The attack came as Ukrainian forces claimed to have made gains in the country's east, after a period of Russian advances that the UK's Ministry of Defence called "incremental."
Dark smoke could be seen from many miles away after the attack on two outlying districts of Kyiv. Ukraine said the strike hit a rail car repair works, while Moscow said it had destroyed tanks sent by Eastern European countries to Ukraine.
At least one person was taken to hospital, although there were no immediate reports of deaths.
"The Kremlin resorts to new insidious attacks. Today’s missile strikes at Kyiv have only one goal — kill as many as possible," tweeted Ukrainian presidential adviser, Mikhailo Podolyak.
Ukraine's nuclear power operator said a Russian cruise missile had flown "critically low" over the country's second largest nuclear power plant.
Sunday's attack was the first big strike on Kyiv since late April, when a missile killed a journalist. Recent weeks have involved Russia focusing its destructive might mainly on front lines in the east and south. However, Moscow occasionally strikes elsewhere in what it calls a campaign to degrade Ukraine's military infrastructure and block Western arms shipments.
Fierce Sievierodonetsk battle
Russia has concentrated its forces in recent weeks on the small, eastern industrial city of Sievierodonetsk, pursuing one of the biggest ground battles of the war in an attempt to capture one of two eastern provinces it claims on behalf of separatist proxies.
After retreating steadily in the city in recent days, Ukraine mounted a counter-attack there, which it says took the Russians by surprise. After recapturing a part of the city, Ukrainian forces were now in control of half of it and continuing to push the Russians back, said Sergiy Gaidai, governor of the Luhansk region that includes Sievierodonetsk.
The claims could not be independently verified. Both sides say they have inflicted considerable casualties in Sievierodonetsk, a battle that could determine which side carries the momentum into a protracted war of attrition in the coming months.
In another sign Ukraine has held off the Russian advance, Mr Gaidai said evacuations resumed from the Ukrainian-held part of Luhansk province on Sunday, and 98 people had escaped. Russian forces have been trying for weeks to cut off the main road out to encircle Ukrainian troops there, and evacuations were halted last week after a journalist was killed by shelling.
Britain's defence ministry said on Sunday that Ukrainian counter attacks in Sievierodonetsk over the past 24 hours were likely to blunt any operational momentum Russia had gained. Moscow was deploying poorly equipped separatist fighters in the city to limit the risk to its regular forces, it said.
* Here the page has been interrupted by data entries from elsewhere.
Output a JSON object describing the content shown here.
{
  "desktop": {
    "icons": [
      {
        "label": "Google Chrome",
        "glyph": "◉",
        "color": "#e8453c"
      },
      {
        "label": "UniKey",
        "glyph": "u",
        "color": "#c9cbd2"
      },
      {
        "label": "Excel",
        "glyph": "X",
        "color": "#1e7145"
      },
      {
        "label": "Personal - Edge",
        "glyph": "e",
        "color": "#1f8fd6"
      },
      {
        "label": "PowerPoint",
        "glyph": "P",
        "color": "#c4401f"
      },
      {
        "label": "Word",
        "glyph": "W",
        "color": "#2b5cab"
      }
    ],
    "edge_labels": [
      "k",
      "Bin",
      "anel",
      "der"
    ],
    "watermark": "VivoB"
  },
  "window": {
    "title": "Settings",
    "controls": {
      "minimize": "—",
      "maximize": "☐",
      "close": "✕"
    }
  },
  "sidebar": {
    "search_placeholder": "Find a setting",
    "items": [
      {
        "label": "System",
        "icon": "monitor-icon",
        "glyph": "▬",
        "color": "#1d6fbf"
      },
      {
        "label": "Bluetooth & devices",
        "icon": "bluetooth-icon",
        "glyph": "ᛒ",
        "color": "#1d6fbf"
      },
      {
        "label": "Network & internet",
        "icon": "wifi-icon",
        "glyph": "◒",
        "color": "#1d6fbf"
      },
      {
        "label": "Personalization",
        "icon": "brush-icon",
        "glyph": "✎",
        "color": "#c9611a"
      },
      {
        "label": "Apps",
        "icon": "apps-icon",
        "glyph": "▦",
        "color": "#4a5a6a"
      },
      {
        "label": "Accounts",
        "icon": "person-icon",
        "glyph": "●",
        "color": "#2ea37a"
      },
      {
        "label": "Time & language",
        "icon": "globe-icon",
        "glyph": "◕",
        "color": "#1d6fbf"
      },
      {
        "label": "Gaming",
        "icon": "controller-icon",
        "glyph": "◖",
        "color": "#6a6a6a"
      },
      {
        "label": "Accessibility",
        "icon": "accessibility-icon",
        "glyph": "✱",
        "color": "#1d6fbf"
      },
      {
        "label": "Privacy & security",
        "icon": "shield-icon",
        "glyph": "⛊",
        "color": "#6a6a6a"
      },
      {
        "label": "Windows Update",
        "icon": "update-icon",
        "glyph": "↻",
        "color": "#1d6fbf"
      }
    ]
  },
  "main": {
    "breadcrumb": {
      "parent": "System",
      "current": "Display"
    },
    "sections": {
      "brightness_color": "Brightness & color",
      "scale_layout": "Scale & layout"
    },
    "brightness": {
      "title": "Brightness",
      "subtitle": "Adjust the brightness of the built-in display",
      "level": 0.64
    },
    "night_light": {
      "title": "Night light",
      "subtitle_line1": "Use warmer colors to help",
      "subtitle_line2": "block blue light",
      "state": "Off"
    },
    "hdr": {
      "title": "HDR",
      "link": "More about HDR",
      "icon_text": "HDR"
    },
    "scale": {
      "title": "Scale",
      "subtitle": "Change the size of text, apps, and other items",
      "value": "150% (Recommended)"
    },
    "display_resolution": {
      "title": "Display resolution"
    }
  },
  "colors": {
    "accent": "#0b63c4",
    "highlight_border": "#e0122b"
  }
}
In the neighbouring Donetsk province, which Moscow also claims on behalf of its separatist proxies, Russian forces have been advancing in recent days in territory north of the Siverskyi Donets river, in advance of what Ukraine anticipates could be a push on the major city of Sloviansk.
Ukrainian officials said at least eight people were killed and 11 injured in Russian shelling in the province overnight.
In a Sunday address to 35,000 people in Rome, Pope Francis noted that more than 100 days had passed since "the start of the armed aggression against Ukraine", and called the war "the negation of God's dream".